===== Records shown

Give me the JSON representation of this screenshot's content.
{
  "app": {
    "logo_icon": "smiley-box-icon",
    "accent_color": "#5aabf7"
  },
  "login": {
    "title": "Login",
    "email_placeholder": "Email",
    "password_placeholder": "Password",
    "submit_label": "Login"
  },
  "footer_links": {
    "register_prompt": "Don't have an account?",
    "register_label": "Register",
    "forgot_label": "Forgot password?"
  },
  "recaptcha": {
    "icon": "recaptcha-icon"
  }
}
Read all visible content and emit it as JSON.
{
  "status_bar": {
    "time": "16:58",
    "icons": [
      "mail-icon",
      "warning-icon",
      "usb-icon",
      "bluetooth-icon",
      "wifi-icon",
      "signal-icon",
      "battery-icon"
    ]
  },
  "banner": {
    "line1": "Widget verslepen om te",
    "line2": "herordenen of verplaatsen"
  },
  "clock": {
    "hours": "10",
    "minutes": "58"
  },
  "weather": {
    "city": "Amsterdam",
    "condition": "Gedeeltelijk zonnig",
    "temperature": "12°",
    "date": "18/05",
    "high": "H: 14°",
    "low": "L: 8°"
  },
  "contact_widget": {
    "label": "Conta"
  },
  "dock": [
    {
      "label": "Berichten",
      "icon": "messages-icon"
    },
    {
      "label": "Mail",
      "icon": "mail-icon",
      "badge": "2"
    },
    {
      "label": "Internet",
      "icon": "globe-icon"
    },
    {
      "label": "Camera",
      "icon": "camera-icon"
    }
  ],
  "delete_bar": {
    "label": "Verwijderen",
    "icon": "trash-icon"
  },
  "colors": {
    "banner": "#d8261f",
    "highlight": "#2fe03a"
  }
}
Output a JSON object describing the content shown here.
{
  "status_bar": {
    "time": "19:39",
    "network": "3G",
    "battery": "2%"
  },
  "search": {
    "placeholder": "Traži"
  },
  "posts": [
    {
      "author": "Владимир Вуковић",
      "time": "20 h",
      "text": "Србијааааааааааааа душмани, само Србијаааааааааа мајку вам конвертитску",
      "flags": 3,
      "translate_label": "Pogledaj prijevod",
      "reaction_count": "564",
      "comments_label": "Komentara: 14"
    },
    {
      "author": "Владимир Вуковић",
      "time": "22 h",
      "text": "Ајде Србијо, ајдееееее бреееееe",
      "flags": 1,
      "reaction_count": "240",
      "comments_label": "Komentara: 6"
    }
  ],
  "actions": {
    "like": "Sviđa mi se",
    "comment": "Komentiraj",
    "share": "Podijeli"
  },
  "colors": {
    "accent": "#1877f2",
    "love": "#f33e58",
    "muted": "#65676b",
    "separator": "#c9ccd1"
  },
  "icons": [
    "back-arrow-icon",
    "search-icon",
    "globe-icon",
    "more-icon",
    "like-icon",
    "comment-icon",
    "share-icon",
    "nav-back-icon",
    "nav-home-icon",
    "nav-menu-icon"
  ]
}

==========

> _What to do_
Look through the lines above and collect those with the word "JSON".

> _Written solution_
Give me the JSON representation of this screenshot's content.
Read all visible content and emit it as JSON.
Output a JSON object describing the content shown here.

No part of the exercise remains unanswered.